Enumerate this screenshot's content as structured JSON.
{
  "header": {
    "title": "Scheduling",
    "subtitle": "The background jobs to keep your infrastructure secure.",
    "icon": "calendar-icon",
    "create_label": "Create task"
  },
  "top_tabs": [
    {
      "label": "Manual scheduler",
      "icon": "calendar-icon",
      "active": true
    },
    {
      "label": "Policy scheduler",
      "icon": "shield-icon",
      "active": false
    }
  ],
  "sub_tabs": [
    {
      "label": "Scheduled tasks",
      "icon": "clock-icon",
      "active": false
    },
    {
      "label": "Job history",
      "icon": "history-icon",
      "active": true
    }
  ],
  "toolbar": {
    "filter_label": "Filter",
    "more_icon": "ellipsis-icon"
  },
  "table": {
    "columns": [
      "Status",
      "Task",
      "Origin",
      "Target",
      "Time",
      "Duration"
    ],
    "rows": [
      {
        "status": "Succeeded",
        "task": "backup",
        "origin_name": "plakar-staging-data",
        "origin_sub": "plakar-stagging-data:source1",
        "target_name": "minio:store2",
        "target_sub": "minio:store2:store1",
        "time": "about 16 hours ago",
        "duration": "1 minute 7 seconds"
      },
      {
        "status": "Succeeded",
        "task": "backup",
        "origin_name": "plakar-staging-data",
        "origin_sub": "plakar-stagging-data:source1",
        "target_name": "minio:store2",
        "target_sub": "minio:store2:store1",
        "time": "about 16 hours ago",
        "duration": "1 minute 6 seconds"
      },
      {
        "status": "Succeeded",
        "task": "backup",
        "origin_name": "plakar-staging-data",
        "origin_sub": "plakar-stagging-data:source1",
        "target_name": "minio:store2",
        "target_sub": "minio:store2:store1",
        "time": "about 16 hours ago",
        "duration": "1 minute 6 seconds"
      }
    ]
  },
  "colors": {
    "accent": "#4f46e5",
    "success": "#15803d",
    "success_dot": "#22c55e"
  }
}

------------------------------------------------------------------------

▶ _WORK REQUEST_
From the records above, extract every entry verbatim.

▶ _TASK OUTPUT_
Enumerate this screenshot's content as structured JSON.
{
  "header": {
    "title": "Scheduling",
    "subtitle": "The background jobs to keep your infrastructure secure.",
    "icon": "calendar-icon",
    "create_label": "Create task"
  },
  "top_tabs": [
    {
      "label": "Manual scheduler",
      "icon": "calendar-icon",
      "active": true
    },
    {
      "label": "Policy scheduler",
      "icon": "shield-icon",
      "active": false
    }
  ],
  "sub_tabs": [
    {
      "label": "Scheduled tasks",
      "icon": "clock-icon",
      "active": false
    },
    {
      "label": "Job history",
      "icon": "history-icon",
      "active": true
    }
  ],
  "toolbar": {
    "filter_label": "Filter",
    "more_icon": "ellipsis-icon"
  },
  "table": {
    "columns": [
      "Status",
      "Task",
      "Origin",
      "Target",
      "Time",
      "Duration"
    ],
    "rows": [
      {
        "status": "Succeeded",
        "task": "backup",
        "origin_name": "plakar-staging-data",
        "origin_sub": "plakar-stagging-data:source1",
        "target_name": "minio:store2",
        "target_sub": "minio:store2:store1",
        "time": "about 16 hours ago",
        "duration": "1 minute 7 seconds"
      },
      {
        "status": "Succeeded",
        "task": "backup",
        "origin_name": "plakar-staging-data",
        "origin_sub": "plakar-stagging-data:source1",
        "target_name": "minio:store2",
        "target_sub": "minio:store2:store1",
        "time": "about 16 hours ago",
        "duration": "1 minute 6 seconds"
      },
      {
        "status": "Succeeded",
        "task": "backup",
        "origin_name": "plakar-staging-data",
        "origin_sub": "plakar-stagging-data:source1",
        "target_name": "minio:store2",
        "target_sub": "minio:store2:store1",
        "time": "about 16 hours ago",
        "duration": "1 minute 6 seconds"
      }
    ]
  },
  "colors": {
    "accent": "#4f46e5",
    "success": "#15803d",
    "success_dot": "#22c55e"
  }
}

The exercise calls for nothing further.